I parked my car, went up eight steps and a gentle slope. Sitting on a green bench, surrounded by gravestones, a breathtaking view in a quiet space. Plymouth is spread out below, close enough to see people laughing and taking pictures of the Rock; the rolling Atlantic peeks out between the houses and continues to the horizon, dotted with boats.
Most people get to this place from the shore or town center, up a couple of steep, long staircases. The main paths have a quite an incline, and most visitors are out of breath by the time they arrive at this view – breathtaking in a whole different way. It’s almost as if such a view needs to be earned, either by climbing or dying. Do only the worthy get a bench with a view?

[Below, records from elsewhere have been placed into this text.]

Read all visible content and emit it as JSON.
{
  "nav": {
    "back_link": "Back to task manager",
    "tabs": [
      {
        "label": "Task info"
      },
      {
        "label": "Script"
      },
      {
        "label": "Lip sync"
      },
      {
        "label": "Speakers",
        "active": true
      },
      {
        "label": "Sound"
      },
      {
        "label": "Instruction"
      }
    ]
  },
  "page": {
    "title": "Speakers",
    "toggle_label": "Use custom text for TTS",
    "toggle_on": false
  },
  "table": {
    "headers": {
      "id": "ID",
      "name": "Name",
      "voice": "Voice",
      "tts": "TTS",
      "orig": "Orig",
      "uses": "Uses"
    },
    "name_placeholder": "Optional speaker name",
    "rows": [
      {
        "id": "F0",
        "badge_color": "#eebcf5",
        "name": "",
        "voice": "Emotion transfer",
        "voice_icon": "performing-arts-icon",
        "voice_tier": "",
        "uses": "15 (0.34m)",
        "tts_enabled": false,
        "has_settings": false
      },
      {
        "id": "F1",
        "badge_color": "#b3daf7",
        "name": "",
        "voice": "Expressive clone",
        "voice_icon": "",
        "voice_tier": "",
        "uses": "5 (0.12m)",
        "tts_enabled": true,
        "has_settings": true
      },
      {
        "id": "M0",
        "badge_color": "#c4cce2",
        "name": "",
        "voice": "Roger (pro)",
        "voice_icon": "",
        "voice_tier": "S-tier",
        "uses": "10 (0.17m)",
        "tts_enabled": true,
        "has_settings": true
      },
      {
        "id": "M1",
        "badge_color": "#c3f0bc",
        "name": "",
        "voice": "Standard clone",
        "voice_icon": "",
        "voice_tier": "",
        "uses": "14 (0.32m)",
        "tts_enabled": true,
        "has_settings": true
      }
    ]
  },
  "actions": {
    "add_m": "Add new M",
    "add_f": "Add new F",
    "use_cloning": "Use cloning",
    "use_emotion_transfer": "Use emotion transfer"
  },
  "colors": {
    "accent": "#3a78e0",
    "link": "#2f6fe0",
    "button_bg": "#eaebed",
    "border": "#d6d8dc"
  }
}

But there’s a back way, the way I came. It’s off the main street, behind a municipal maintenance building, in a lot far enough away from downtown that it’s free of parking meters. The pavement is old, cracked and bumpy. Most of the people who come this way live or work in Plymouth. They know its pretty face and its seamy side, the history and today’s issues. They aren’t visitors, they are residents and relatives. They live, love, work, and play here. They probably don’t come to this bench on this hill anywhere near as often as they could, busy with town and water life below. Still, this is their past, present, and future – something they can have for a quick trip over a few steps and a gentle rise. No need to prove worthiness on the beaten trail. It’s enough to love the bench, the company of ancestors, and the view.
Familiarity doesn’t breed contempt, but admiration and gratitude. Maybe that’s why the graveyard is here: even death can show us something amazing and peaceful if we take a seat and keep still long enough to look.